“Best. Movie. Year. Ever.: How 1999 Blew Up the Big Screen,” by Brian Raftery (Simon & Schuster)
Everybody’s entitled to their opinion, especially when it comes to the movies. Somewhere out there is a person, maybe even two, whose all-time favorite is “The Boy Who Could Fly.”
So, if culture writer Brian Raftery wants to argue that 1999 was the best movie year ever, let him go for it and enjoy the ride. Similar claims have been made about 1939 (“Gone With the Wind,” ”The Wizard of Oz,” ”Stagecoach,” ”Mr. Smith Goes to Washington,” among others). The staff of The Washington Post recently cited seven different years, including 1939 and 1999. Raftery himself points to 1939 and three years the Post excluded: 1967, 1977 and 1985.
Let’s forget the clickbait title for a moment. Raftery’s book works best — and works rather well — as a report on moviemaking as it existed two decades ago. New elbows were being thrown in the age-old struggle of art and commerce, thanks to technology, politics and social divisions. The year 1999 carried itself with an economic swagger, but it strutted in the shadow of the Clinton impeachment and the Columbine massacre — and the looming Y2K threat. These events had an impact because movies aren’t made or viewed in a vacuum.
Raftery’s interviews with scores of actors, directors, writers and others power interesting and intriguing backstories about several movies that are pretty darn good and others that are pretty darn forgettable. Funny thing, even if a movie isn’t much to look at, how it got to theaters can be engrossing when Raftery teases out a telling anecdote.
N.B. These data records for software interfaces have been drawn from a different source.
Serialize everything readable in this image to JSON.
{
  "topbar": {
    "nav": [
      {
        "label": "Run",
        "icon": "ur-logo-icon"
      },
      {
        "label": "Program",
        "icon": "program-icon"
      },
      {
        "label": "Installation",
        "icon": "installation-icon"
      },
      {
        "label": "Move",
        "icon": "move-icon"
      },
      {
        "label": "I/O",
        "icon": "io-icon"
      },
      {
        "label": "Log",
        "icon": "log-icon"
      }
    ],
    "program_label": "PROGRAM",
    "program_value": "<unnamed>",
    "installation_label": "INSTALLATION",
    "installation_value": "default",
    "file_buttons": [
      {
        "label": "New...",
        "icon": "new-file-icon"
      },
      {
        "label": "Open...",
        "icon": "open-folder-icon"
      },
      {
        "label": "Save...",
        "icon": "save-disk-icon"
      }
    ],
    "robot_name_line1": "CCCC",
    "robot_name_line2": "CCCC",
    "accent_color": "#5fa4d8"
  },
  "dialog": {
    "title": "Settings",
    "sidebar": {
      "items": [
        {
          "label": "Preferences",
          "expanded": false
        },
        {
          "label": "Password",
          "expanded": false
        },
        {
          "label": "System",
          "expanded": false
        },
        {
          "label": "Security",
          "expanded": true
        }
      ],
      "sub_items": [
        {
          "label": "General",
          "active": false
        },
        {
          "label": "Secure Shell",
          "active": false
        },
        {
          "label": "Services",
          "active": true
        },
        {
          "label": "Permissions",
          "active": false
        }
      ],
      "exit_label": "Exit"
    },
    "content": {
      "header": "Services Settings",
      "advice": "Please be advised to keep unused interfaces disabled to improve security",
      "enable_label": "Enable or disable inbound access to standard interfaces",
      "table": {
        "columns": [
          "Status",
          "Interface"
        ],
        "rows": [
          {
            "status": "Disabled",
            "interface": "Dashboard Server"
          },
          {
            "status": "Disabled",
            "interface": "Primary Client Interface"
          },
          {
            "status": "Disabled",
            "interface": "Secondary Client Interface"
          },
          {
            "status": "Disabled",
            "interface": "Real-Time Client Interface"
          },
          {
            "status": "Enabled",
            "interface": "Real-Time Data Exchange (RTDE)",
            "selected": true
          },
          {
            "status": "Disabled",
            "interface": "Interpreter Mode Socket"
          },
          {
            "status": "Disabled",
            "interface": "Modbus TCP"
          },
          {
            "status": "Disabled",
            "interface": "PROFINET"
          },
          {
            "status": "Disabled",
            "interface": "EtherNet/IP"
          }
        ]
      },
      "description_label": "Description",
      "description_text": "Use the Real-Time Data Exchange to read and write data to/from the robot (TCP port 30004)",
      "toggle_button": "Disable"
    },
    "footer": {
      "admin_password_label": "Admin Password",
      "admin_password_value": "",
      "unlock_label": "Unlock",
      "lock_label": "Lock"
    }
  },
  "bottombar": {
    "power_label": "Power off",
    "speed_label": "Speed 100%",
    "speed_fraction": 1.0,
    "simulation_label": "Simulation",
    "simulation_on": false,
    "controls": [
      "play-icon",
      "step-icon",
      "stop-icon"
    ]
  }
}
What makes a movie year the best ever or even good? For Raftery, those years are “ones in which film took an almost teleportative leap forward, reinventing and reviving itself in front of our very eyes.”
Several movies in 1999 managed to reach that high bar. The year’s biggest moneymakers, “Star Wars: Episode I — The Phantom Menace” revived a cinematic franchise while “The Sixth Sense” heralded a new talent in writer-director M. Night Shyamalan. “American Beauty” won the top awards for its darkly funny and disturbing tale of suburban malaise. Darkly funny could describe “Office Space,” too, a box-office disappointment turned cult classic.
“The Blair Witch Project” scared plenty of ticket buyers but may be most notable for its pioneering online marketing. “Fight Club” was an edgy satire about manliness that too few people appreciated at the time, “American Pie” and “Cruel Intentions” helped reboot the teen movie, “The Matrix” had a mind-blowing plot as well as eye-popping special effects, and “Three Kings” and “The Limey” reinvigorated the caper genre. Importantly, “The Best Man” and “The Wood” showed studios that black-themed films could make money, too.
But then there’s that title. Does Raftery make a convincing argument for 1999 rising above all others? Not when he writes that “pretty much every movie year is a good one, even if you have to do some searching to find the masterworks or minimovements.” Well, if almost every year is a good year … readers will be forgiven if they utter the same b-word exclamation shouted by some at the end of “The Blair Witch Project.”
Raftery concludes that in 1999 “multiple generations of filmmakers came along and started a counterinsurgency that would reshape the culture for years to come.” Didn’t some of the other “best” years do that, too? And noting that many of those films are referenced today, arguably, says more about the currently dominant generation and its touchstones than the quality of the films they harken back to.
Let’s check back in 50 more years to see if the red pill and blue pill of “The Matrix” and “I see dead people” of “The Sixth Sense” have kept up with “Toto, I’ve a feeling we’re not in Kansas anymore” and “Frankly, my dear, I don’t give a damn.”
Douglass K. Daniel is the author of “Anne Bancroft: A Life” (University Press of Kentucky).